Page and application data records
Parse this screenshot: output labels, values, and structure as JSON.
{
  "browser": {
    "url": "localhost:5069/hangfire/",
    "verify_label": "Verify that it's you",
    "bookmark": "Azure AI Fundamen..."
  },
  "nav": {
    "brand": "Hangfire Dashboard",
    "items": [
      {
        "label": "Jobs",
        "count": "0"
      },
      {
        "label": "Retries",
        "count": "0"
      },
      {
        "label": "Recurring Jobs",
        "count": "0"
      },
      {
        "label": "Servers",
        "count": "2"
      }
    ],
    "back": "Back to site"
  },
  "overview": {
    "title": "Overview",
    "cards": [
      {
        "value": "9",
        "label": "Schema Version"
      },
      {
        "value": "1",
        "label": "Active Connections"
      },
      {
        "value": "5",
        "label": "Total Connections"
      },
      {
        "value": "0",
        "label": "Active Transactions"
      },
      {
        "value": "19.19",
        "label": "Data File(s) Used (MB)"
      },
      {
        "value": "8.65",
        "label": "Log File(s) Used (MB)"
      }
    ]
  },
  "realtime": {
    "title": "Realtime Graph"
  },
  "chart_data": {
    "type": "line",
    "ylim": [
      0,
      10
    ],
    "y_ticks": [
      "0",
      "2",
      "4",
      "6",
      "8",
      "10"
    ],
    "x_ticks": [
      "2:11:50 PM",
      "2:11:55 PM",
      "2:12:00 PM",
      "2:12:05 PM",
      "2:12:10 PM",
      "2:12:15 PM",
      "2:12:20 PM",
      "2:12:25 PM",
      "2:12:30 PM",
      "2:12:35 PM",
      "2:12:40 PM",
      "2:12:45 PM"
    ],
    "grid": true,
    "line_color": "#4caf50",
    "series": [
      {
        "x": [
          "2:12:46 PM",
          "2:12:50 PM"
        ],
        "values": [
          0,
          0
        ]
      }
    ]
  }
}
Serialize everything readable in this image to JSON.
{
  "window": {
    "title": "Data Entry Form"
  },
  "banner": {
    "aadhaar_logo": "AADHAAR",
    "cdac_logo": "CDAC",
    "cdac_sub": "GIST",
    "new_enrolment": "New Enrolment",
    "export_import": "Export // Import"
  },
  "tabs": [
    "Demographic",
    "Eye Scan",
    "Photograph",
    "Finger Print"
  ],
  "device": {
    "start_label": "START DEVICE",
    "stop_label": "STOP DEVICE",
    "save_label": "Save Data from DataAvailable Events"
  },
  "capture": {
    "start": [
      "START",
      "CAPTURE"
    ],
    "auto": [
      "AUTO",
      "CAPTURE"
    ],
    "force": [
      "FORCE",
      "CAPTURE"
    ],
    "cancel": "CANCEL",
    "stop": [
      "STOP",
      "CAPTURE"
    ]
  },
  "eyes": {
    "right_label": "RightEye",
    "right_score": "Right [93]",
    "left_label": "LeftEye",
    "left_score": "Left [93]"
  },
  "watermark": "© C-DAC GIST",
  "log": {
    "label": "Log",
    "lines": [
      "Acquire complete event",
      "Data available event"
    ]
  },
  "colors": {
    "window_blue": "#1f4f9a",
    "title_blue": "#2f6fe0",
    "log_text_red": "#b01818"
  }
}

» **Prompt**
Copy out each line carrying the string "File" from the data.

» **Answer below**
        "label": "Data File(s) Used (MB)"
        "label": "Log File(s) Used (MB)"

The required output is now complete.